My baby, ok toddler, is napping (the only time he doesn’t seem to cry this week) so I’m taking a few deep breaths, praying for him to wake up happy and for me to have a patient heart, and prepping myself for the next round. I’m focusing my lens of compassion on his behavior, I’m overlooking my weariness and putting aside the things that will keep me from helping him get through this. It’s not easy for either person involved, but God knows, I love him too much to give up.

Therefore, God’s chosen ones, holy and loved, put on heartfelt compassion, kindness, humility, gentleness, and patience, accepting one another and forgiving one another if anyone has a complaint against another. Just as the Lord has forgiven you, so you must also forgive. Above all, put on LOVE — the perfect bond of unity. And let the peace of the Messiah, to which you were also called in one body control your hearts. – Colossians 3:12-15

Come to me when you are weary and burdened, and I will give you rest. Take My yoke upon you and learn from Me, for I am gentle and humble in heart, and you will find rest for your soul. For My yoke is easy and My burden is light. – Matthew 11:28-30

 

 

Love Destroys Everything

Today, my oldest son turns 8. In a blink of an eye my tiny infant has become a strong-willed, life-affirming, enthusiastic, smart boy. 8 years ago, we never could’ve imagined what life would look like now. Three boys later, it’s full of chaos, legos, matchbox cars out-the-wazoo, and so much love.

On the car ride to school, I did what I do every year and tell Ethan about that blessed day. Letting him know that we had no idea what was coming! He chimed in telling me how great life was until 4 years ago when “OWEN” was born. I quickly cut him off. He’s heard his daddy say something similar about the birth of his twin sisters. (If you ever want to see Josh act dramatically, just ask him about their birth! —hilarious) Ethan went on, exclaiming that “Owen destroys everything! All of my lego sets get destroyed! BY OWEN!”
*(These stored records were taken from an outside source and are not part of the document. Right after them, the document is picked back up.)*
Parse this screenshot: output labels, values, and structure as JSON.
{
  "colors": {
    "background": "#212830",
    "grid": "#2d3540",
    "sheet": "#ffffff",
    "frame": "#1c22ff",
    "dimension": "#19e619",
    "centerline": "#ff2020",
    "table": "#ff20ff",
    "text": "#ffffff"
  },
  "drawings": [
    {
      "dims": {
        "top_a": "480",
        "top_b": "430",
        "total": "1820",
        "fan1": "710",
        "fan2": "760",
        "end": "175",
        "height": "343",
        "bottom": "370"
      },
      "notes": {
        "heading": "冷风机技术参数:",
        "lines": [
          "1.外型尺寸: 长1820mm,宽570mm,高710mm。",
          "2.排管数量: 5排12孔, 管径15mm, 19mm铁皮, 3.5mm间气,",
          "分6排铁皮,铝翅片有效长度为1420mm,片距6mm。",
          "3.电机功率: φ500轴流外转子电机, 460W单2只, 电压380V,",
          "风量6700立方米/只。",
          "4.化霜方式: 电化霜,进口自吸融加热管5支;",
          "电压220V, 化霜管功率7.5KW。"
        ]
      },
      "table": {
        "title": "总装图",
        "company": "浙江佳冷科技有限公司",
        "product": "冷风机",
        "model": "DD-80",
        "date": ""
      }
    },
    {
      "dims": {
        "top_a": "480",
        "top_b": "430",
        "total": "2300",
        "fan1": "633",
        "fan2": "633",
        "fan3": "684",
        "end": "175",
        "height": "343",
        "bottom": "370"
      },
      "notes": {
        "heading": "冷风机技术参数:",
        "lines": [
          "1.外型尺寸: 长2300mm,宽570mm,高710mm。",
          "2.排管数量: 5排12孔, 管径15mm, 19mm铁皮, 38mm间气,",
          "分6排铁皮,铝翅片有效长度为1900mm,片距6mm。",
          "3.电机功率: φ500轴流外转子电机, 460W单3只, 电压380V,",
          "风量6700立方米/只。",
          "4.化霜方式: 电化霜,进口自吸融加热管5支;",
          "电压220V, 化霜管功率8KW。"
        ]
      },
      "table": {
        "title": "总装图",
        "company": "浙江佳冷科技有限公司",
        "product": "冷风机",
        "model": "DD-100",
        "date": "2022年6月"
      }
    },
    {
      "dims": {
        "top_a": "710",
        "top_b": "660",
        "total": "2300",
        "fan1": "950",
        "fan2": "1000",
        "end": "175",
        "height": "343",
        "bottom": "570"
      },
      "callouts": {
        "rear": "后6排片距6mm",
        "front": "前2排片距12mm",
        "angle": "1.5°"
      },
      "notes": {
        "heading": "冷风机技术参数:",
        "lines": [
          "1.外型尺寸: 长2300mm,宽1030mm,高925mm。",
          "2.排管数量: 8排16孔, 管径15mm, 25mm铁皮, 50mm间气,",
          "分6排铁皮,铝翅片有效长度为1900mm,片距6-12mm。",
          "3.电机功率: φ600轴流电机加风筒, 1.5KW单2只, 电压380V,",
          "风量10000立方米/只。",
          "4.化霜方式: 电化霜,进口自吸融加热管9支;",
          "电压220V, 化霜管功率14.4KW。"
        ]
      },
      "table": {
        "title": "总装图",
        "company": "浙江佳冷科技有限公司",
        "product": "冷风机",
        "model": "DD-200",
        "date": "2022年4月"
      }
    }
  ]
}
Then, I realized. He’s so right. Whether we expect it or not, everything gets destroyed. No matter how much preparation we do, nothing can set us up for what will come. When we let love in, we are opening up our world to an experience that is new, unpredictable and never the same. Our worlds are just like the lego sets. We meticulously craft them —either “by the book” or our own design — paying attention to every little detail to make sure it’s how we want it, then, often without warning, someone we love comes along and wrecks it. Brick-by-brick, piece-by-piece, shifted, rearranged, built up or torn down. This leaves us with a choice. Do we respond with resistance or do we accept the change and rebuild our worlds with grace, acceptance and love?

I can tell you, my world has been destroyed over and over again — 3 boys, 3 personalities, and 3 hearts full of joy — they have wrecked me. I thank God for that. If I kept building the way I had planned, the walls that were around me would be built to fulfill selfish desires, but God knew. He always does.

It’ll take Ethan some time to realize that having his (lego) sets destroyed were all part of a bigger plan. Though extremely aggravating, I know, rebuilding them brings a new opportunity to do something different, to experience something greater and to figure out a way to live with and love the destroyer, Owen. Love destroys everything, but love also rebuilds better than we ever could alone.

 

So It Begins

To blog or not to blog. The poignant question that has coasted through my mind for some time. Can I? Should I? Will I? But, really, who cares what I have to say? Often, my thoughts are random flares of nonsense or self-deprecating humor (that doesn’t exclude my family!) — a stuttering stream of consciousness that can make just about anyone more confident in their own intellect. So, is what I have to say or what I think valuable enough to create a blog? I mean, I do, eventually, connect the dots although usually in a peculiar, highly jillogical way.

What is jillogic? It can simply be defined as the culmination of thought, reason, experience (or lack of) and the continual practice to understand and live out the will of God for my life. Interesting? Maybe. Senseless? Sometimes. Sporadic? Very. Enlightening? Meh. Jillogical? Definitely.

Let’s do this.